UNITED STATES DISTRICT COURT SOUTHERN DISTRICT OF NEW YORK
November 13, 1950
MENE GRANDE OIL CO., C.A.,
UNITED STATES et al.
The opinion of the court was delivered by: MCGOHEY
The respondent United States moves to dismiss the libel. Several grounds are asserted but they all come to the same thing, namely, that the suit is barred by the statute of limitations. I do not agree.
The suit seeks to recover for damages to libellant's dock at Las Piedras, Venezuela, alleged to have been caused by respondents' vessel, the S.S. Fort Winnebago, on January 18, 1947. At that time suits for land damage caused by ships in navigable waters were not within the Admiralty jurisdiction. And although the Federal Tort Claims Act was then in effect it did not authorize suit against the United States on claims arising in a foreign country.
On June 19, 1948, Congress extended the Admiralty jurisdiction to 'all cases of damage or injury, to person or property, caused by a vessel on navigable water, notwithstanding that such damage or injury be done or consummated on land.'
The Act provided, moreover, that if such suits are brought against the United States the Public Vessels Act, 46 U.S.C.A. § 781 et seq., or the Suits in Admiralty Act, 46 U.S.C.A. § 741 et seq., 'shall constitute the exclusive remedy for all causes of action arising after June 19, 1948 and for all causes of action where suit has not been hitherto filed under the Federal Tort Claims Act.'
Although it is clear that the Federal Tort Claims Act gave no cause of action to the libellant, the respondent urges that libellant is in some way now bound by that Act's one year limitation. How one can be barred by the provisions of a statute which concededly did not reach his claim is not made clear and, of course, no case is cited to support this odd proposition.
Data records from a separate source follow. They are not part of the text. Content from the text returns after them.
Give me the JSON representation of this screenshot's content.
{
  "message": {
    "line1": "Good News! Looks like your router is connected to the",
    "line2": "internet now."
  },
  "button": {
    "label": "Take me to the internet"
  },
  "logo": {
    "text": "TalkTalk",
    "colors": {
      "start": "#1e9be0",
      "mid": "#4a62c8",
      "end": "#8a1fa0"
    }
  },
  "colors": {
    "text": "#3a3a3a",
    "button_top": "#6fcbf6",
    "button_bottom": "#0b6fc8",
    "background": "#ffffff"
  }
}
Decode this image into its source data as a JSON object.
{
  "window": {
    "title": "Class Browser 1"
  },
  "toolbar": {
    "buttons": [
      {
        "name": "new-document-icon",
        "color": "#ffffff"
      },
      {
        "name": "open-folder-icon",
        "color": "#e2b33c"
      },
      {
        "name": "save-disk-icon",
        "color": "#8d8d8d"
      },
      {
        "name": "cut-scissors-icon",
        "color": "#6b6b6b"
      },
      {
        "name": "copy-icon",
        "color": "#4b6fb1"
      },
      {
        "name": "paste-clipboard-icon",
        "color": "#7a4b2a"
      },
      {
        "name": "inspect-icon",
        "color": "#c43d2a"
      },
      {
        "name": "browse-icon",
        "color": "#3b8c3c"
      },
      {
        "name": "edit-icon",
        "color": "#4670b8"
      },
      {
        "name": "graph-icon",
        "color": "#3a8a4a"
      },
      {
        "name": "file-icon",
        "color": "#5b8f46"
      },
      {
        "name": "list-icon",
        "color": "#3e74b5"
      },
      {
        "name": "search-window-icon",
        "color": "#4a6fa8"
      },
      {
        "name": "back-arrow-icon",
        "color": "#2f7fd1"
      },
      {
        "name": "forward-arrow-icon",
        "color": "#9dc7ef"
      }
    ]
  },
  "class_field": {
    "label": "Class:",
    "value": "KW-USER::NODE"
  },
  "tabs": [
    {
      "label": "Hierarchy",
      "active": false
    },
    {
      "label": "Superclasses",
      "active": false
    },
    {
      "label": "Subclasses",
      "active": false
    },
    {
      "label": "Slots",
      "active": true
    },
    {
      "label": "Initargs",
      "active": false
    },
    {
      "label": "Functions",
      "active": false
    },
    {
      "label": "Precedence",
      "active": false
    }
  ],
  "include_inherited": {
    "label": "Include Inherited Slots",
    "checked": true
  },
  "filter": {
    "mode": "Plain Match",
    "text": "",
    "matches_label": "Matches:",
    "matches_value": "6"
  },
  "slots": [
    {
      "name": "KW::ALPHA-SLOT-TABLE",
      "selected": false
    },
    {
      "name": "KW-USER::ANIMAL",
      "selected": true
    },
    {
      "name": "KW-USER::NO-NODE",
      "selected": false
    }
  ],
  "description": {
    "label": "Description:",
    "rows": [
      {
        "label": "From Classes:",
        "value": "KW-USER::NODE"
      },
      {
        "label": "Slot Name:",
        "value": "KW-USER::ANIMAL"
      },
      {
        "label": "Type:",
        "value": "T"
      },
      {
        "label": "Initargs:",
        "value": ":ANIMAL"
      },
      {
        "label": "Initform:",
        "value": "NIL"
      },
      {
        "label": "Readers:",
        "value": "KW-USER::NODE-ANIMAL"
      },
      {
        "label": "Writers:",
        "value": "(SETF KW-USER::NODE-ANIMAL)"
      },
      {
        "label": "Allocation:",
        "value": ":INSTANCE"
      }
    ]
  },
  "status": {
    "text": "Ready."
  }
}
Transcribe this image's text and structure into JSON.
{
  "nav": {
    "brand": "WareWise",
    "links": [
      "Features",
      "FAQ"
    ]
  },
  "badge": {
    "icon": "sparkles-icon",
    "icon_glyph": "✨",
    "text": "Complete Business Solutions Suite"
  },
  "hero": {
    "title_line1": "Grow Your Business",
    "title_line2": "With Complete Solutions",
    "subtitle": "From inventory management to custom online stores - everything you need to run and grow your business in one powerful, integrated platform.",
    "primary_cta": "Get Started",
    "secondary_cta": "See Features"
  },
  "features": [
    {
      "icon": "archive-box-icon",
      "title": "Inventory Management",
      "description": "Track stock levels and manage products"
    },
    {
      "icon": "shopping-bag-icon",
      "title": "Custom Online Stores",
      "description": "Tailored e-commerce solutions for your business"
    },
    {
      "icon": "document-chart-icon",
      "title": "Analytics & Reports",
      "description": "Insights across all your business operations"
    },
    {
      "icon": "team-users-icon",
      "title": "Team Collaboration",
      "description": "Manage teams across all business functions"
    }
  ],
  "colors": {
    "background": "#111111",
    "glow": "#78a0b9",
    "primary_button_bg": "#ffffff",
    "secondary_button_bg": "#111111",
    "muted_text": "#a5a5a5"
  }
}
Section 740 of Title 46 became law on June 19, 1948. It is not restricted to claims arising in the United States. Accordingly, libellant could sue if its claim was not barred by the Public Vessels Act or the Suits in Admiralty Act. These, however, provide that suits may be brought within two years after the claim arises. Thus libellant had until January 17, 1949, to commence its action, which it did on that day, alleging that its claim was presented to the appropriate Federal Agency more than six months prior to filing suit. Respondent urges unreasonable delay and laches detrimental to its grounds for dismissal. They are not substantial. As appears from the foregoing recital, its is clear that libellant acted as promptly as the law allowed.
Libellant therefore having brought its suit within the time provided, the action is not barred.
Accordingly, the respondent's motion to dismiss is denied.